by Sir Robert Filmer

...all of Filmer's political writings built on the foundation laid by Patriarcha. That book was a clearly organized and succinct work. It did three main things. First, it refuted all accounts of human society that suggested that the people were originally free, and that political authority originated in the consent of these free people. Filmer, displaying considerable acumen and powers of logic, was able to pick some sizeable holes in consent theory, and it is in this area that the book still has some force. Secondly, as an alternative account of the matter, Filmer identified political authority with the patriarchal authority of Adam. No human beings were ever born into freedom, because from creation onwards royal-patriarchal authority was in the hands of successors to the patriarchal authority of Adam, and then again of Noah. All modern kings were ‘either fathers of their people, or heirs of such fathers or usurpers of the right of such fathers’ (Sommerville, 2). Kings might be elected by their people, but the power that they executed was divinely instituted at the creation.
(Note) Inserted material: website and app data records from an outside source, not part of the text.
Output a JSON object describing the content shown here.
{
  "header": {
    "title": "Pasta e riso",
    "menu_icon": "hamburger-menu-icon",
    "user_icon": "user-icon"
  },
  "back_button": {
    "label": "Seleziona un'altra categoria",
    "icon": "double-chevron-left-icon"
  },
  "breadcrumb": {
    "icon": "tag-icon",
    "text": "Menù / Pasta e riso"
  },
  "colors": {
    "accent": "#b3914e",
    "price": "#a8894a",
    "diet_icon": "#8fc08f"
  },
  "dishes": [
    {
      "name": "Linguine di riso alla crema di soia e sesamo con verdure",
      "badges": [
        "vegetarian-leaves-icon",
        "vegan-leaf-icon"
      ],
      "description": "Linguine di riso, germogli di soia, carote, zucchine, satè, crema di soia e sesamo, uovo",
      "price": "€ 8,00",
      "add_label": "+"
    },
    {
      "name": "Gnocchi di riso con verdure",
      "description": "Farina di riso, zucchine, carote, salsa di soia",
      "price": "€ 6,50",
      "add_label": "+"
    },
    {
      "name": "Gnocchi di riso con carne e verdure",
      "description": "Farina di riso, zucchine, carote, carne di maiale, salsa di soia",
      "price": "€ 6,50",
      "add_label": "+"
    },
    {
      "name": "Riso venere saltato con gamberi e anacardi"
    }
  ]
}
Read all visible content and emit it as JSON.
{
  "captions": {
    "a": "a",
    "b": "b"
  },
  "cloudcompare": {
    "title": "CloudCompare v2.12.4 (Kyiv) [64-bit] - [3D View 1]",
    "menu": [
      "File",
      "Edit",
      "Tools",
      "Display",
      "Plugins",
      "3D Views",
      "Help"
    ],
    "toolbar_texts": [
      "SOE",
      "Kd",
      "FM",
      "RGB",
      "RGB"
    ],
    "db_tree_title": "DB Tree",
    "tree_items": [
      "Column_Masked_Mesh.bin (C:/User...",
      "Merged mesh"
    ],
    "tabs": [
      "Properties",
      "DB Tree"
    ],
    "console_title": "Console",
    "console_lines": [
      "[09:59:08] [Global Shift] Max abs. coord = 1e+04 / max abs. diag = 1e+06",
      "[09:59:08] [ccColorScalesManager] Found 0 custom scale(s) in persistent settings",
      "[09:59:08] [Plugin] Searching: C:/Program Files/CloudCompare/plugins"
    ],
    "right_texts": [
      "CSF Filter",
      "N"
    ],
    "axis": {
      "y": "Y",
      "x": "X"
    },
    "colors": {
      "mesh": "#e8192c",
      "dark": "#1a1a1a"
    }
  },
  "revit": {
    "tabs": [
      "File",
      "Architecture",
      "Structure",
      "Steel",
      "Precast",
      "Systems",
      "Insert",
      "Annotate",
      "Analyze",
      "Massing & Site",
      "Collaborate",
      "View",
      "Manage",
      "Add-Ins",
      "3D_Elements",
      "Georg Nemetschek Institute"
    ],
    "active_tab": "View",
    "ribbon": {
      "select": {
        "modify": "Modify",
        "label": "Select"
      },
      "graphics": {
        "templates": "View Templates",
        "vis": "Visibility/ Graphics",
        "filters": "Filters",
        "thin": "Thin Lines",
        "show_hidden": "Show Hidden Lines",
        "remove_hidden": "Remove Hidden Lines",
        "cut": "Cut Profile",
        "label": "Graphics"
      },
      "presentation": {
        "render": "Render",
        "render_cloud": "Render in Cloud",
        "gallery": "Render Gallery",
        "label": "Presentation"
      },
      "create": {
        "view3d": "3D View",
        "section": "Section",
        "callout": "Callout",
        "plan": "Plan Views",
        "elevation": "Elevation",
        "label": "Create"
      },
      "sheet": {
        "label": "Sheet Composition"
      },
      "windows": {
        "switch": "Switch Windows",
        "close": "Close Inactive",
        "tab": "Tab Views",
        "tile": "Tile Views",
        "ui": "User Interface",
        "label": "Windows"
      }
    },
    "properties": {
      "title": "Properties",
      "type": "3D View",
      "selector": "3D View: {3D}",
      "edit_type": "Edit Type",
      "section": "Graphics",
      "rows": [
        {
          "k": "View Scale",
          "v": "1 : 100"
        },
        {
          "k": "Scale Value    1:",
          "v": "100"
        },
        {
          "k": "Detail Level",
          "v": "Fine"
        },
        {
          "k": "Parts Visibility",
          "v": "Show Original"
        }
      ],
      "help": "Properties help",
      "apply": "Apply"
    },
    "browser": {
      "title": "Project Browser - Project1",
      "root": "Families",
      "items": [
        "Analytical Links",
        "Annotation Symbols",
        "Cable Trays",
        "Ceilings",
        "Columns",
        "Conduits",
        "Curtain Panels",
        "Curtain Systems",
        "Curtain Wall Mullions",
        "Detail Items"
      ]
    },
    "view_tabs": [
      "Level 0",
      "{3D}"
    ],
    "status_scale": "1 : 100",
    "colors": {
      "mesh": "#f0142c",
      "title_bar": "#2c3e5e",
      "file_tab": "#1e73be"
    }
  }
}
Thirdly, Filmer used these arguments as a basis for a reading of the English constitution and its development. The natural patriarchal authority of kings was not limited by positive law. The king of England was ‘the author, interpreter and corrector of the common laws’ (Sommerville, 34). The liberties of parliament existed only by the monarch's grace, and, in point of fact, the Commons were not an original part of parliament. Many of Filmer's contemporaries believed that the tripartite character of the modern parliament had existed from before the Norman conquest, but he argued that the Commons had been summoned only from the time of Henry I. This proved, so Filmer argued, that the people had no natural or original right to parliamentary representation. [1]

Bibliographic Information

Author: Sir Robert Filmer, (1588?-1653)

Title: Patriarcha, Or, The Natural Power of Kings

Published: London: Printed, and are to be sold by Walter Davis Book-binder, 1680.

Edition:

Evidence for Inclusion in Wythe's Library

Description of the Wolf Law Library's copy

View this book in William & Mary's online catalog.

References

  1. Glenn Burgess, ‘Filmer, Sir Robert (1588?–1653)’, Oxford Dictionary of National Biography, Oxford University Press, 2004; online edn, Oct 2009 accessed 11 June 2013